ALICIA, Ark. -- Three Chinese inspectors took notes but offered no visible reaction as David Smith answered their questions about pesticides and production on the 3,000-acre rice farm he calls his "beautiful garden."
Smith is among the American farmers hoping to eventually sell rice to China. The fast-growing Asian nation is the world's largest producer of rice, but it consumes nearly everything it grows and already imports some rice from Thailand and Vietnam to feed its 1.3 billion people.
After years of effort, U.S. farmers believe they are close to getting permission to sell there as well, and it could be a game changer for an industry that has seen prices stagnate recently. If China opens its markets to U.S. rice, it could cause a spike in demand that drives up prices and encourages farmers to grow more, industry observers said.
The prospect is particularly exciting to Arkansas farmers, who have been hard hit this year by spring flooding and a summer drought. Arkansas' rice crop is expected to be off by at least 20 percent this year. It typically accounts for about half of the U.S. rice harvest.
The U.S. is already the world's fourth-largest rice exporter, shipping to more than 100 countries.
Significant shortfalls: U.S. Defense Secretary Leon Panetta says deep budget cuts will hurt America's ability to make up for the significant shortfalls that have plagued NATO's operations in Libya and Afghanistan. He is exhorting U.S. allies to work together or risk losing the ability to take on such missions.
Wait ends: The long wait for Haiti to approve a prime minister ended Tuesday after the Senate voted in favor of Garry Conille to run the government.
The 17-3 vote for Conille to serve as prime minister will enable Haitian President Michel Martelly to install a Cabinet and jump start reconstruction efforts that have been slow to materialize since last year's powerful earthquake. Nine senators abstained in the vote.
Granted freedom: Malaysia's government has granted freedom to 125 mostly criminal suspects kept under police watch and prevented from traveling.
It is the latest step in Prime Minister Najib Razak's move to abolish decades-old security laws that human rights and opposition groups have criticized as draconian.
Gunman arrested: Philippine police have arrested an Abu Sayyaf gunman who allegedly helped behead seven Filipino workers while singing a militant song in a grisly 2007 crime, officials said today.

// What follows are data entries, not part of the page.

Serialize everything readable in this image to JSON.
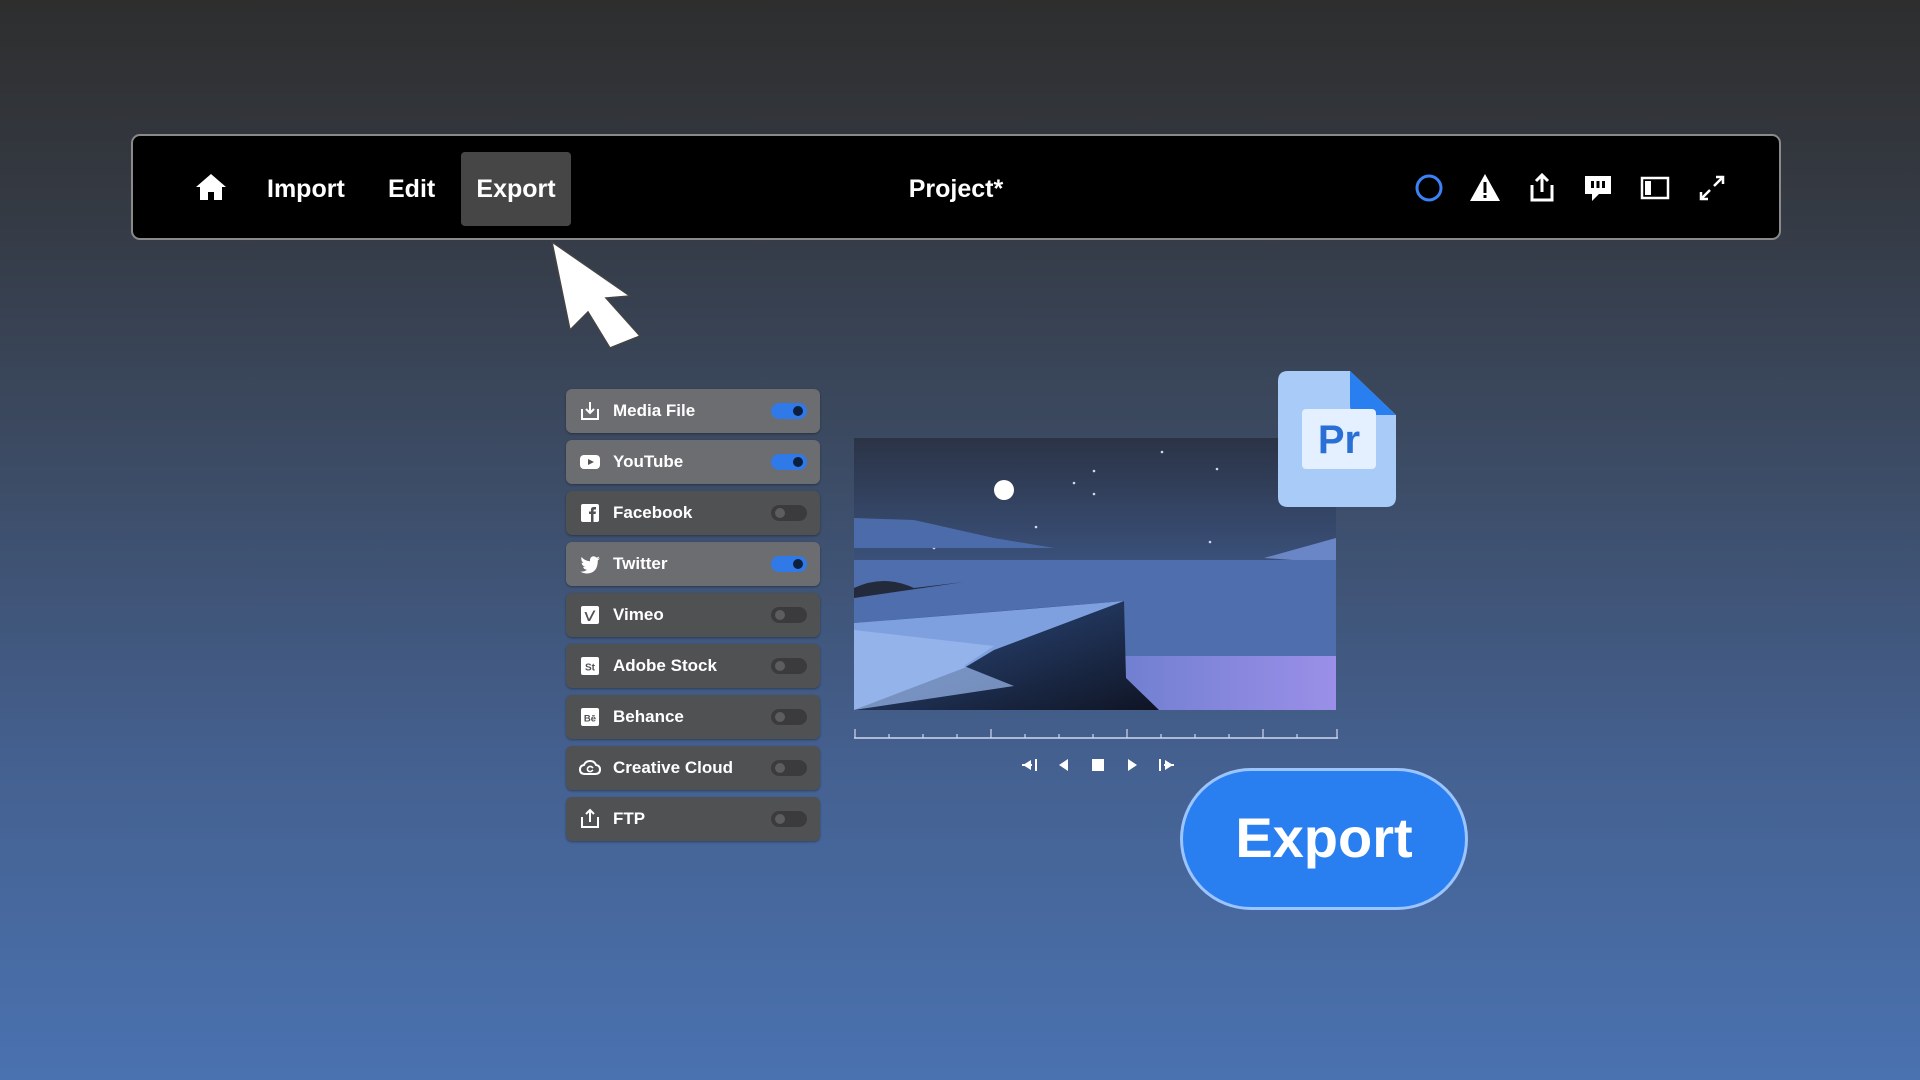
{
  "nav": {
    "home_icon": "home-icon",
    "import_label": "Import",
    "edit_label": "Edit",
    "export_label": "Export",
    "project_title": "Project*"
  },
  "toolbar_icons": [
    "progress-ring-icon",
    "warning-icon",
    "share-icon",
    "feedback-icon",
    "panel-layout-icon",
    "fullscreen-icon"
  ],
  "destinations": [
    {
      "label": "Media File",
      "icon": "download-icon",
      "enabled": true
    },
    {
      "label": "YouTube",
      "icon": "youtube-icon",
      "enabled": true
    },
    {
      "label": "Facebook",
      "icon": "facebook-icon",
      "enabled": false
    },
    {
      "label": "Twitter",
      "icon": "twitter-icon",
      "enabled": true
    },
    {
      "label": "Vimeo",
      "icon": "vimeo-icon",
      "enabled": false
    },
    {
      "label": "Adobe Stock",
      "icon": "adobe-stock-icon",
      "enabled": false
    },
    {
      "label": "Behance",
      "icon": "behance-icon",
      "enabled": false
    },
    {
      "label": "Creative Cloud",
      "icon": "creative-cloud-icon",
      "enabled": false
    },
    {
      "label": "FTP",
      "icon": "upload-icon",
      "enabled": false
    }
  ],
  "transport": [
    "go-to-start-icon",
    "step-back-icon",
    "stop-icon",
    "play-icon",
    "go-to-end-icon"
  ],
  "pr_badge": "Pr",
  "export_button": "Export",
  "colors": {
    "accent": "#2a7ff0",
    "toggle_on": "#2f79e8",
    "pr_file": "#a9cbf7",
    "pr_text": "#2a6fd6"
  }
}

Police said Adzhar Mawalil was captured Tuesday by government forces on southern Jolo island. Mawalil, 32, has also been implicated in the 2000 kidnappings of 21 mostly European tourists from a dive resort in neighboring Malaysia and the 2009 abductions of three Filipino, Italian and Swiss aid workers for the International Committee of the Red Cross in Jolo, national police spokesman Agrimero Cruz said.
All the captives from the Malaysian resort and the Red Cross were eventually freed, reportedly after large ransom payments.
Mawalil appeared in a video circulated by Abu Sayyaf militants showing them beheading six road project workers and a factory worker while singing a song in a Jolo jungle in 2007. The video helped authorities identify and capture Mawalil in Sulu province's Jolo town, two security officials said.
The two officials, who help oversee assaults against the Abu Sayyaf, spoke on condition of anonymity because they are not authorized to talk to the media.
The seven workers were killed by the Abu Sayyaf after the construction company refused to pay a ransom demanded by the militants, officials said at the time. Their heads were dumped by the militants near the gates of a Jolo army detachment to mock government troops.
The Abu Sayyaf, which is listed by Washington as an al-Qaida-linked terrorist organization, has been blamed for deadly bombings, abductions and beheadings. It has been the target of a decade-long U.S.-backed Philippine military offensive on Jolo and the nearby island province of Basilan.
Army scout rangers battled about 50 heavily armed Abu Sayyaf members Wednesday in a forest near Basilan's Al Barka town in fierce fighting that killed a soldier and wounded two others. Several militants were believed wounded but were dragged away by their companions, who retreated after three hours, army spokesman Maj. Harold Cabunoc said.
Reinforcement troops were pursuing the militants, Cabunoc said.
Nearly 400 Abu Sayyaf gunmen remain at large in the jungles of Jolo, an impoverished Muslim region about 590 miles (950 kilometers) south of Manila, and in Basilan and outlying islands. Washington has offered large rewards for the capture of the Abu Sayyaf's remaining top commanders.